Muslims Celebrate Eid al-Adha

A Nigeria Muslim wpman and friends takes a selfie photo after Eid al-Adha, or Feast of Sacrifice, that commemorates the Prophet Ibrahim's faith, at the prayer ground in Lagos, Nigeria, Monday, Sept. 12, 2016. Eid al-Adha marks the end of hajj. (AP Photo/Sunday Alamba)
A Nigeria Muslim woman and friends take a selfie photo after Eid al-Adha, or Feast of Sacrifice, that commemorates the Prophet Ibrahim’s faith, at the prayer ground in Lagos, Nigeria, Monday, Sept. 12, 2016. Eid al-Adha marks the end of hajj. (AP Photo/Sunday Alamba)

Muslim faithfuls across the world and in Nigeria will be making merry as they celebrate the feast of Eid al-Adha, popularly known as Eid El Kabir today (Monday).

Eid al-Adha, which simply means “Feast of the Sacrifice,” referring to the willingness of Ibrahim to sacrifice Ishmael on Mount Moriah, according to Islāmic tradition, begins with a sunnah prayer of two rakats followed by a sermon (khutbah). Eid al-Adha celebrations start after the descent of the Hujjaj, the pilgrims performing the Hajj, from Mount Arafat, a hill east of Mecca.

It is one of the remarkable periods of the Islāmic calendar where Muslims slaughter animals (ram or cow) and divide major parts of the meat and give it to the poor.
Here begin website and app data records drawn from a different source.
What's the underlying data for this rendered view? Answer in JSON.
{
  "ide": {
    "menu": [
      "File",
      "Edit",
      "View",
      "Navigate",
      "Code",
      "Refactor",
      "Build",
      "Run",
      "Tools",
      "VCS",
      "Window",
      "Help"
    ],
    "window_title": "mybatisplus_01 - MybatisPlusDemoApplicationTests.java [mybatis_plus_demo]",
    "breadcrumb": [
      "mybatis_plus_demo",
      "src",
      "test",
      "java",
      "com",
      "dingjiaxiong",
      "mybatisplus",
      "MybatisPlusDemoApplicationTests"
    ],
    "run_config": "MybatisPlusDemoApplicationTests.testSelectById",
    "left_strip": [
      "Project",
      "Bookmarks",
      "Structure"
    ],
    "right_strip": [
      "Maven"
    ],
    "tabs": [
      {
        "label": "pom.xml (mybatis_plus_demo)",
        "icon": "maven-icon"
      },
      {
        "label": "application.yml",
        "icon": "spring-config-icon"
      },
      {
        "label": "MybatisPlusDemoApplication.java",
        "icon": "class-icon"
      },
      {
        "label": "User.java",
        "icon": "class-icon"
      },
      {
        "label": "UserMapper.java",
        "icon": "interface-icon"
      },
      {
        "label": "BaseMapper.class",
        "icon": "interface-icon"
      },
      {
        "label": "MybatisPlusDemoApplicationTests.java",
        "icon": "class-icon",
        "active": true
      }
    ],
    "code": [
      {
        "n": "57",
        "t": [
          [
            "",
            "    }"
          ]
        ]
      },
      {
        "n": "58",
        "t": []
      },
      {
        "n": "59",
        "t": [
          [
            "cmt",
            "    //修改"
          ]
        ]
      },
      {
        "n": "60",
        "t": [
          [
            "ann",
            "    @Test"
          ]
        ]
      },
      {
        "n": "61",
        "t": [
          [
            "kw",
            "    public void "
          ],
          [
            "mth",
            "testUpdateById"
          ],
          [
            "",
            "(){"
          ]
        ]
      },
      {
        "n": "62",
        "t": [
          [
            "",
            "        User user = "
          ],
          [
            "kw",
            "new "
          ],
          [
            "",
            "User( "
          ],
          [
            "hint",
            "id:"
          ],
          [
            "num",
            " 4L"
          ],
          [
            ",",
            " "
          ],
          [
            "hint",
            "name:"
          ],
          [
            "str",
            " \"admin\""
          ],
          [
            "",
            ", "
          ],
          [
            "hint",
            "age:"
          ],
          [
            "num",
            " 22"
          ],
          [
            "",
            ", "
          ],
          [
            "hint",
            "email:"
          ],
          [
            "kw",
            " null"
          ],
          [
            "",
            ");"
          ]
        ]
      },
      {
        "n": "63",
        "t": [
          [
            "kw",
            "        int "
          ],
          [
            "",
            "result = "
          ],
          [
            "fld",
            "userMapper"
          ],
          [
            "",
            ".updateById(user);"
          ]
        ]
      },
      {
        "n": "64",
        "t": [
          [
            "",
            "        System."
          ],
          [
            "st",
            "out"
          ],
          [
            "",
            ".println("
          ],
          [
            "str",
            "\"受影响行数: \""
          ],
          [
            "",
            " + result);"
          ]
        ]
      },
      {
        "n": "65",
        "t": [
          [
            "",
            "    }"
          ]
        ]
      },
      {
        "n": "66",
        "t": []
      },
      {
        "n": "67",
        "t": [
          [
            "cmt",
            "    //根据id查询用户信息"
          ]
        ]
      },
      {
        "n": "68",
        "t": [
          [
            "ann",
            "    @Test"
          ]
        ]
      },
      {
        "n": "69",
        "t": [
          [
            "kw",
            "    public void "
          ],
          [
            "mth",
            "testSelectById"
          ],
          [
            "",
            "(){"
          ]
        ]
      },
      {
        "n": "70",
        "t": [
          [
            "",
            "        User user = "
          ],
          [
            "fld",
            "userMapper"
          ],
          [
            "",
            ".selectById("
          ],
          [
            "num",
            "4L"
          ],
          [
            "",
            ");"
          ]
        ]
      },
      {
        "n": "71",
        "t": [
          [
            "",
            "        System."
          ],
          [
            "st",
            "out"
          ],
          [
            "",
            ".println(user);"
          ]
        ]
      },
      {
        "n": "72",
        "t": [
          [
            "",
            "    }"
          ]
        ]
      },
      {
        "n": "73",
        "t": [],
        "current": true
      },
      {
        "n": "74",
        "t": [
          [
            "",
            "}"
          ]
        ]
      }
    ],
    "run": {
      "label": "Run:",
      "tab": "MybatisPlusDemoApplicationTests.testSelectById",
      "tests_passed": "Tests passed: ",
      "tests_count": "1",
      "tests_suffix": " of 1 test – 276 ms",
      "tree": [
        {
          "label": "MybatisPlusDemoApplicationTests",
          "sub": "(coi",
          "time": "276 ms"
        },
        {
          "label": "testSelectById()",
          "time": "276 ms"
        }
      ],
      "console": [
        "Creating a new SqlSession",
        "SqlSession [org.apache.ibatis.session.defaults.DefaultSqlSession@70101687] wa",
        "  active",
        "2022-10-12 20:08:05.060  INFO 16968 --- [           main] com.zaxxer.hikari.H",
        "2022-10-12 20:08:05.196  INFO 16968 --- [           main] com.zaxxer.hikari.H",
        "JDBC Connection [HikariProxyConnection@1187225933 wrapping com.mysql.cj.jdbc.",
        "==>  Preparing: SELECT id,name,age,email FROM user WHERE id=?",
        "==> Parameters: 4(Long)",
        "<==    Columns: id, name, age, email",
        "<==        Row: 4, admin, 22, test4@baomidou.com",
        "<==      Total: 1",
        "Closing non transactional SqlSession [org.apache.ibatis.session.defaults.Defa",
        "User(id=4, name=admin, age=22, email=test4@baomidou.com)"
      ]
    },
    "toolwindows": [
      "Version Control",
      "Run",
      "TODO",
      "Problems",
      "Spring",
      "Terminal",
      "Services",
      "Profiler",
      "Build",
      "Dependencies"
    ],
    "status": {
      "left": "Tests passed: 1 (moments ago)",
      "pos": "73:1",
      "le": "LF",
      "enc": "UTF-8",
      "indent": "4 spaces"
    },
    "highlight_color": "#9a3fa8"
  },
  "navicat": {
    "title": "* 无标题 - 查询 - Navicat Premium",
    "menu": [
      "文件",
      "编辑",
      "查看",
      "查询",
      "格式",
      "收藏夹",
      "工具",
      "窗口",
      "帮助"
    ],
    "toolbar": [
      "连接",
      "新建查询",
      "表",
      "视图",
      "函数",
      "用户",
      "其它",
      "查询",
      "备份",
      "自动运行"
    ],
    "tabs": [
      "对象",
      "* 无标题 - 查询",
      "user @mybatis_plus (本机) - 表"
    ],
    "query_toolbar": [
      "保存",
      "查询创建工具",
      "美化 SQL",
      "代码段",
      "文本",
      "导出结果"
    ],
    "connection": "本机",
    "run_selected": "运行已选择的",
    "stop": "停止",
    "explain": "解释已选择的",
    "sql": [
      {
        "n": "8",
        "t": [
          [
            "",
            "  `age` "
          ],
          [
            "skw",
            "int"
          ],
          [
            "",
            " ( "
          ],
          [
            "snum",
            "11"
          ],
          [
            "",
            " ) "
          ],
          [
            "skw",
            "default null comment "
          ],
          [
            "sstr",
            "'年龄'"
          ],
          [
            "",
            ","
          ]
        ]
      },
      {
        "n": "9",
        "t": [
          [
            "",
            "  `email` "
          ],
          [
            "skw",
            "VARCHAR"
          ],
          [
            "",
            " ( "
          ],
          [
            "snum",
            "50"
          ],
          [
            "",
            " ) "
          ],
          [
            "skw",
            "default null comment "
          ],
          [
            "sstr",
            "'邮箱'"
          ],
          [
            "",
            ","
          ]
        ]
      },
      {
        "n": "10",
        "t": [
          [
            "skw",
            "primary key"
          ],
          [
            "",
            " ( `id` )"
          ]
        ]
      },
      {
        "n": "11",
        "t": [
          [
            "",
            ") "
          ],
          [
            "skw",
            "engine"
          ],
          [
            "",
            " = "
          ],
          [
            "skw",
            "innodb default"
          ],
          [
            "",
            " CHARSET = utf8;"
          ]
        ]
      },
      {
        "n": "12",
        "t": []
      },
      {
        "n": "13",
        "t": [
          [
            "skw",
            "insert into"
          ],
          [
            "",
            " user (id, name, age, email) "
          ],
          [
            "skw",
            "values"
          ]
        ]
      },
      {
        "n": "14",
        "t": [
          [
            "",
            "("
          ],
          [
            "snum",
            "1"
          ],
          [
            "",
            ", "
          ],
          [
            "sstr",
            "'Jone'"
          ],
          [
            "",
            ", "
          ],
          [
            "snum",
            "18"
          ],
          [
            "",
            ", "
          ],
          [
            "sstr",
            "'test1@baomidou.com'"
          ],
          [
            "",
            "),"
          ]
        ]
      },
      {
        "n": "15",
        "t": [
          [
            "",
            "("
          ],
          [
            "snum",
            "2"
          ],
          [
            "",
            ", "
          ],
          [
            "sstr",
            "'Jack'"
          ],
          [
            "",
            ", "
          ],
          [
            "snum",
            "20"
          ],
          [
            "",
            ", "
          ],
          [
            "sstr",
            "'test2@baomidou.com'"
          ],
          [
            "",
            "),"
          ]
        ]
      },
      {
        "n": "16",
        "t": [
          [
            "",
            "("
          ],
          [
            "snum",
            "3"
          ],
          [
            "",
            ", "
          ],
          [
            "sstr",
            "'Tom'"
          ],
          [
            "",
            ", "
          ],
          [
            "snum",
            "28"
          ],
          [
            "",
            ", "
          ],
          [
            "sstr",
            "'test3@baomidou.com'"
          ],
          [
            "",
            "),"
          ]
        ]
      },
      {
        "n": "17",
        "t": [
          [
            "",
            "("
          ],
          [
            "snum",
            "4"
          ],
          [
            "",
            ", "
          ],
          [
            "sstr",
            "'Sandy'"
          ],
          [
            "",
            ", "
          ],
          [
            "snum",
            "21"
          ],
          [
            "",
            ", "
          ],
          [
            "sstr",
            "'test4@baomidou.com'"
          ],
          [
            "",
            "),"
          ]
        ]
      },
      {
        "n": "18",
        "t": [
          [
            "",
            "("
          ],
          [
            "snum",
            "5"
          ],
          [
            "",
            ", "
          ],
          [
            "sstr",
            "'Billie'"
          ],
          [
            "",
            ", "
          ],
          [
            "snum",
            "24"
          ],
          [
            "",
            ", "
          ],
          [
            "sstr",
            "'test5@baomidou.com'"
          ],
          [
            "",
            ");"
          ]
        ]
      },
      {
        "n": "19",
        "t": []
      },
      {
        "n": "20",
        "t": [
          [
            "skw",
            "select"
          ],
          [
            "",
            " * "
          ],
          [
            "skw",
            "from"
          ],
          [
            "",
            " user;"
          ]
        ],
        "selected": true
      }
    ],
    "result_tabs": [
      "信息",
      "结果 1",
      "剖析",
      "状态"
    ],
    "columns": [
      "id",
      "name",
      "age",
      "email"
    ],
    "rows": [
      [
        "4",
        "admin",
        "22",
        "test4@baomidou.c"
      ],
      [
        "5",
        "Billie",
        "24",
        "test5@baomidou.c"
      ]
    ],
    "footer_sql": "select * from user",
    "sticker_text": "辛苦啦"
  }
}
Families that do not own livestock can make a contribution to a charity that will provide meat to those who are in need.

Despite the economic situation, Muslims in Nigeria appear unfazed as they believe it’s an obligation and a practice that must be observed. Monday and Tuesday has been declared as public holiday to mark the feast of Eid El Kabir by the federal government.